_Work item_:
Nothing but an exact copy of the data should be output.

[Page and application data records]
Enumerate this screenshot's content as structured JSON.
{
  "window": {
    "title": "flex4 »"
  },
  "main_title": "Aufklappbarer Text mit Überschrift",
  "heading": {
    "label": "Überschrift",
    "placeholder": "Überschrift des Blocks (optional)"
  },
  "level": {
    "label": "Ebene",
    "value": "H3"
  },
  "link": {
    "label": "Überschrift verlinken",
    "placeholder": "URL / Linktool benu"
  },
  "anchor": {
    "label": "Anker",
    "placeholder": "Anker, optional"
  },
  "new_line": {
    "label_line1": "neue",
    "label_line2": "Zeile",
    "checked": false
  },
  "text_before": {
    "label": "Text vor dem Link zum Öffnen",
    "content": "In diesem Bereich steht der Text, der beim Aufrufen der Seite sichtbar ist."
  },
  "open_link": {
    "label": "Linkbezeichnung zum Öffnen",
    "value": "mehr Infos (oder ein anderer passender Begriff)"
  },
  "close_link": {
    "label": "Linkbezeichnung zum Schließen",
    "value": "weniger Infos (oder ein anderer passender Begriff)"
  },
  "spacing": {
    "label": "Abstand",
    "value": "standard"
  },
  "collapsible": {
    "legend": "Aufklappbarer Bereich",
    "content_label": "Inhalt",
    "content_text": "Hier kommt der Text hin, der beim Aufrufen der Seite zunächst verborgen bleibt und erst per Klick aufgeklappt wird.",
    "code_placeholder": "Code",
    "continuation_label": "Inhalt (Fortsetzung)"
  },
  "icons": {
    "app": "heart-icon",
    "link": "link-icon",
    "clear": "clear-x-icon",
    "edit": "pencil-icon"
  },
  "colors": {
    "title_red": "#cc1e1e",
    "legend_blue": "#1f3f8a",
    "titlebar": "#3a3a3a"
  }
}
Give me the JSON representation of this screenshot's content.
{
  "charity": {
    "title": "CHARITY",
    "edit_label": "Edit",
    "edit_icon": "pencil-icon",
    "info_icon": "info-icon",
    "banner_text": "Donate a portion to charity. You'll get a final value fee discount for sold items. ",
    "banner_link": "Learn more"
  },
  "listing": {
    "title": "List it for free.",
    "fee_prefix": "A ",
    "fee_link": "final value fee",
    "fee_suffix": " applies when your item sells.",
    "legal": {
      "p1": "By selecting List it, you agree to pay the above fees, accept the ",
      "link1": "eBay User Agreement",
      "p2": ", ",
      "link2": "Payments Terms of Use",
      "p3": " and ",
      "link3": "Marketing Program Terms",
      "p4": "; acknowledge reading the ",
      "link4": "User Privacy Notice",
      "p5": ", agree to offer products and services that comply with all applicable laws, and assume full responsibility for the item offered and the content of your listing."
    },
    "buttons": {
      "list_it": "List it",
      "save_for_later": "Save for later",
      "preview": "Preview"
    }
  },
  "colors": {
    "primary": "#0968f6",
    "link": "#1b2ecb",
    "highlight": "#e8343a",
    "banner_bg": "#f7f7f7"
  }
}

_Output of the task_:
Enumerate this screenshot's content as structured JSON.
{
  "window": {
    "title": "flex4 »"
  },
  "main_title": "Aufklappbarer Text mit Überschrift",
  "heading": {
    "label": "Überschrift",
    "placeholder": "Überschrift des Blocks (optional)"
  },
  "level": {
    "label": "Ebene",
    "value": "H3"
  },
  "link": {
    "label": "Überschrift verlinken",
    "placeholder": "URL / Linktool benu"
  },
  "anchor": {
    "label": "Anker",
    "placeholder": "Anker, optional"
  },
  "new_line": {
    "label_line1": "neue",
    "label_line2": "Zeile",
    "checked": false
  },
  "text_before": {
    "label": "Text vor dem Link zum Öffnen",
    "content": "In diesem Bereich steht der Text, der beim Aufrufen der Seite sichtbar ist."
  },
  "open_link": {
    "label": "Linkbezeichnung zum Öffnen",
    "value": "mehr Infos (oder ein anderer passender Begriff)"
  },
  "close_link": {
    "label": "Linkbezeichnung zum Schließen",
    "value": "weniger Infos (oder ein anderer passender Begriff)"
  },
  "spacing": {
    "label": "Abstand",
    "value": "standard"
  },
  "collapsible": {
    "legend": "Aufklappbarer Bereich",
    "content_label": "Inhalt",
    "content_text": "Hier kommt der Text hin, der beim Aufrufen der Seite zunächst verborgen bleibt und erst per Klick aufgeklappt wird.",
    "code_placeholder": "Code",
    "continuation_label": "Inhalt (Fortsetzung)"
  },
  "icons": {
    "app": "heart-icon",
    "link": "link-icon",
    "clear": "clear-x-icon",
    "edit": "pencil-icon"
  },
  "colors": {
    "title_red": "#cc1e1e",
    "legend_blue": "#1f3f8a",
    "titlebar": "#3a3a3a"
  }
}
Give me the JSON representation of this screenshot's content.
{
  "charity": {
    "title": "CHARITY",
    "edit_label": "Edit",
    "edit_icon": "pencil-icon",
    "info_icon": "info-icon",
    "banner_text": "Donate a portion to charity. You'll get a final value fee discount for sold items. ",
    "banner_link": "Learn more"
  },
  "listing": {
    "title": "List it for free.",
    "fee_prefix": "A ",
    "fee_link": "final value fee",
    "fee_suffix": " applies when your item sells.",
    "legal": {
      "p1": "By selecting List it, you agree to pay the above fees, accept the ",
      "link1": "eBay User Agreement",
      "p2": ", ",
      "link2": "Payments Terms of Use",
      "p3": " and ",
      "link3": "Marketing Program Terms",
      "p4": "; acknowledge reading the ",
      "link4": "User Privacy Notice",
      "p5": ", agree to offer products and services that comply with all applicable laws, and assume full responsibility for the item offered and the content of your listing."
    },
    "buttons": {
      "list_it": "List it",
      "save_for_later": "Save for later",
      "preview": "Preview"
    }
  },
  "colors": {
    "primary": "#0968f6",
    "link": "#1b2ecb",
    "highlight": "#e8343a",
    "banner_bg": "#f7f7f7"
  }
}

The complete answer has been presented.